“It takes a lifetime to build a reputation but less than 30 seconds to destroy it.”
These were phrases constantly uttered to me by my high school coach Gary DeCesare and a mentor of mine, Donnie Little, (who was the first black quarterback at the University of Texas) respectively. And now here we are outside of Moby Arena after a great road win versus Colorado State, feeling good and simply trying to ensure that our players get on the bus without incident after a very chippy, intense game. Fast forward approximately 5 minutes and all of a sudden, my nose wasn’t clean anymore and a lifetime of polishing my reputation was undone in a matter of a 2-minute video that went viral. This article isn’t about blame. It isn’t about who was right or wrong. It’s not about receiving hate mail or threats. It’s simply a reminder that any misstep can derail your progress and ambition. The perception of the masses is all that really matters in our profession. Yes, I received an overwhelming amount of support from coaches from across the country, and these people know who I am at my core, but jobs in Division 1 college Basketball are at a premium and anytime your reputation or character is called into question you can find yourself on the outside looking in. This was a case where all that mattered were the headlines of the incident (whether true or false didn’t matter) and the power of that video. I’ve always been extremely competitive and have never been one to back down from a challenge. Those qualities have taken me very far and now those same qualities were responsible for a momentary lapse in judgement.
There were other people involved in helping build my character and reputation throughout the course of my life. My parents and brothers. My high school coach. My wife and friends. All the while I’m trying to be a living example of what a man should be to my two daughters. So those couple of minutes weren’t just about me. Loved ones were dragged through that ordeal and scarred as well. So now a professional misstep has disrupted a home. My kids had to deal with it at school, my wife had to deal with it at her place of employment. My parents were hurt and disappointed at the media portrayal of their son. And for what? There were no suspensions, no reprimands and no disciplinary action taken on either side.
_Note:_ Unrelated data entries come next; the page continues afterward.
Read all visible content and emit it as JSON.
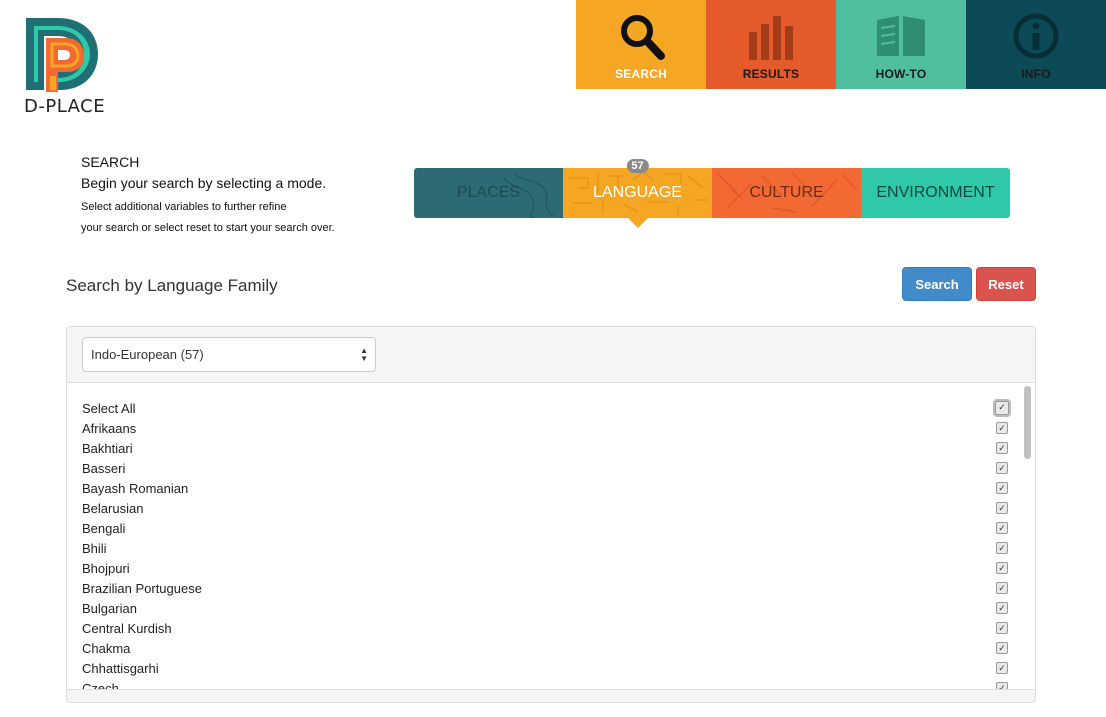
{
  "brand": {
    "name": "D-PLACE"
  },
  "nav": [
    {
      "label": "SEARCH",
      "color": "#f5a623",
      "text_color": "#ffffff",
      "icon": "magnifier-icon"
    },
    {
      "label": "RESULTS",
      "color": "#e55a2b",
      "text_color": "#1b1b1b",
      "icon": "bar-chart-icon"
    },
    {
      "label": "HOW-TO",
      "color": "#4fbf9f",
      "text_color": "#1b1b1b",
      "icon": "book-icon"
    },
    {
      "label": "INFO",
      "color": "#0d4a57",
      "text_color": "#1b1b1b",
      "icon": "info-icon"
    }
  ],
  "search_intro": {
    "title": "SEARCH",
    "lead": "Begin your search by selecting a mode.",
    "line1": "Select additional variables to further refine",
    "line2": "your search or select reset to start your search over."
  },
  "modes": {
    "places": "PLACES",
    "language": "LANGUAGE",
    "culture": "CULTURE",
    "environment": "ENVIRONMENT",
    "active": "language",
    "language_count": "57"
  },
  "section": {
    "heading": "Search by Language Family",
    "search_button": "Search",
    "reset_button": "Reset"
  },
  "family_select": {
    "value": "Indo-European (57)"
  },
  "languages": [
    {
      "name": "Select All",
      "checked": true,
      "select_all": true
    },
    {
      "name": "Afrikaans",
      "checked": true
    },
    {
      "name": "Bakhtiari",
      "checked": true
    },
    {
      "name": "Basseri",
      "checked": true
    },
    {
      "name": "Bayash Romanian",
      "checked": true
    },
    {
      "name": "Belarusian",
      "checked": true
    },
    {
      "name": "Bengali",
      "checked": true
    },
    {
      "name": "Bhili",
      "checked": true
    },
    {
      "name": "Bhojpuri",
      "checked": true
    },
    {
      "name": "Brazilian Portuguese",
      "checked": true
    },
    {
      "name": "Bulgarian",
      "checked": true
    },
    {
      "name": "Central Kurdish",
      "checked": true
    },
    {
      "name": "Chakma",
      "checked": true
    },
    {
      "name": "Chhattisgarhi",
      "checked": true
    },
    {
      "name": "Czech",
      "checked": true
    }
  ]
}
The “issue” was resolved with a phone conversation initiated by a mutual acquaintance of myself and the player that same night but that’s not an intriguing enough story for the media. And it was too late to put the toothpaste back in the tube so to speak.
One thing that I learned through it all is that as we age and mature we are equipped with most of the knowledge, wisdom and understanding that we need in order to continue progressing forward. It’s just sometimes we need a reminder of those lessons that we have learned. Unfortunately, my reminder came at a cost. Luckily for me, Coach Lamont Smith knows the type of man that I am, and our AD Bill McGillis did his homework and reached out to people that I have worked for and worked with in the past to verify my character and gave me an opportunity at the University of San Diego. My nose will be spotless from here on and I will never allow the 30 seconds that it takes to ruin a reputation to be a factor in my life ever again!
Terrence Rencher is an Assistant coach at University of San Diego. His Journey in basketball has been a great one. Following a stellar High School career at famed St Raymond’s High School in the Bronx where he earned NYC MVP and NY State Mr Basketball honors, he went on to the University of Texas and became the program’s all time leading scorer (2,306 pts). He was chosen 32nd in the 1995 NBA Draft. After completing his professional playing career in 2007. Coach Rencher started his coaching career at Regents High School in Austin, TX. He started his college coaching career at St. Louis in 2008 under legendary coach Rick Majerus and has since had stints at Texas State, Tulsa, Sam Houston State and New Mexico.